Record set:
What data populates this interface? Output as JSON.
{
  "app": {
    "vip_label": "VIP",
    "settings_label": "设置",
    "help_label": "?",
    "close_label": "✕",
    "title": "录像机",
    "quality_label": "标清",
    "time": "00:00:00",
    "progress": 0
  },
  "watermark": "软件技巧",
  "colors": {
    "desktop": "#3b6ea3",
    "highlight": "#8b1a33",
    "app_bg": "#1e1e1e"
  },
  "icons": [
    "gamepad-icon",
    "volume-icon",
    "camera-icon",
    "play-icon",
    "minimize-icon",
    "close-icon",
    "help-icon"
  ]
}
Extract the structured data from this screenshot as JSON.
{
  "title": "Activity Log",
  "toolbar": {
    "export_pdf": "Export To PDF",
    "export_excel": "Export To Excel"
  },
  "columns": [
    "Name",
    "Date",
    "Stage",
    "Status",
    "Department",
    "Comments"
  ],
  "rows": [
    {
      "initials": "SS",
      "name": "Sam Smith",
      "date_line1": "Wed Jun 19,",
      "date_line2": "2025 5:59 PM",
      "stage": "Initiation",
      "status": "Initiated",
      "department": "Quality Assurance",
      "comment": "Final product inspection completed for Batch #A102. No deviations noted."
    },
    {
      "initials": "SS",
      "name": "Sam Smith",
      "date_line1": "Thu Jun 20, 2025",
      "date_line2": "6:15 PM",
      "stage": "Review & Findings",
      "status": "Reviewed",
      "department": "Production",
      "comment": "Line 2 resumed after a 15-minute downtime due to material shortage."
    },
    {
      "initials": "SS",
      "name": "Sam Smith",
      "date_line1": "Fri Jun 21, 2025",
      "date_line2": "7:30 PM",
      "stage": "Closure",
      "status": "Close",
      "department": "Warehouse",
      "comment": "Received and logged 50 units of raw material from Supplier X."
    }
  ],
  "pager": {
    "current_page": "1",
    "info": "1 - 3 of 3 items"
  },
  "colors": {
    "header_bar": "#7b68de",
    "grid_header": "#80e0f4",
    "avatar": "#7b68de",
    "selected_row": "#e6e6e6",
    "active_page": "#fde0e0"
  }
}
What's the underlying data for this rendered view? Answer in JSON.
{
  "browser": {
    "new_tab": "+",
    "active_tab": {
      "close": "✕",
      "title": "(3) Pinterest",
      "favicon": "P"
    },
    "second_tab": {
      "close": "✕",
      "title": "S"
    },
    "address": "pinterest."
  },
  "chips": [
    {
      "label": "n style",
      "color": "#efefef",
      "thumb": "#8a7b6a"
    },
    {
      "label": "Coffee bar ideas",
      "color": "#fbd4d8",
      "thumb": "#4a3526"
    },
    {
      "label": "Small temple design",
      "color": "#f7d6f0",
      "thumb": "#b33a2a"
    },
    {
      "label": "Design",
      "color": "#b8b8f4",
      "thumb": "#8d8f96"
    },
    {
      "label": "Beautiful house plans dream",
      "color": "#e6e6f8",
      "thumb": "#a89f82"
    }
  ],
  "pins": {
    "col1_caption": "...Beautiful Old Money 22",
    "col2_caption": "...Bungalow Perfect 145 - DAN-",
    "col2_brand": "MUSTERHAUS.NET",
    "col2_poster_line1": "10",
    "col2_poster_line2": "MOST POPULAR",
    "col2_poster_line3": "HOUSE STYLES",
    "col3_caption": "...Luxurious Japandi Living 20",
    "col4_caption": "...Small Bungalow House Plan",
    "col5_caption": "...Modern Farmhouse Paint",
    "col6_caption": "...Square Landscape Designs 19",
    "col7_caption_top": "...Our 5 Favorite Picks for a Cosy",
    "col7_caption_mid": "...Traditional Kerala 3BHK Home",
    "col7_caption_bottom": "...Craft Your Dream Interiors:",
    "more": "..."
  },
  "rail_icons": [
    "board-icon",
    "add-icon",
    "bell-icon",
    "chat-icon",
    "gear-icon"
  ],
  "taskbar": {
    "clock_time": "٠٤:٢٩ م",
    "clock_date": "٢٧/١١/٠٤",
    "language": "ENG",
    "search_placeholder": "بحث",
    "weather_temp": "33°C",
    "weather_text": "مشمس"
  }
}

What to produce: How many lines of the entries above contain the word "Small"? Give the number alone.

Finished task: 2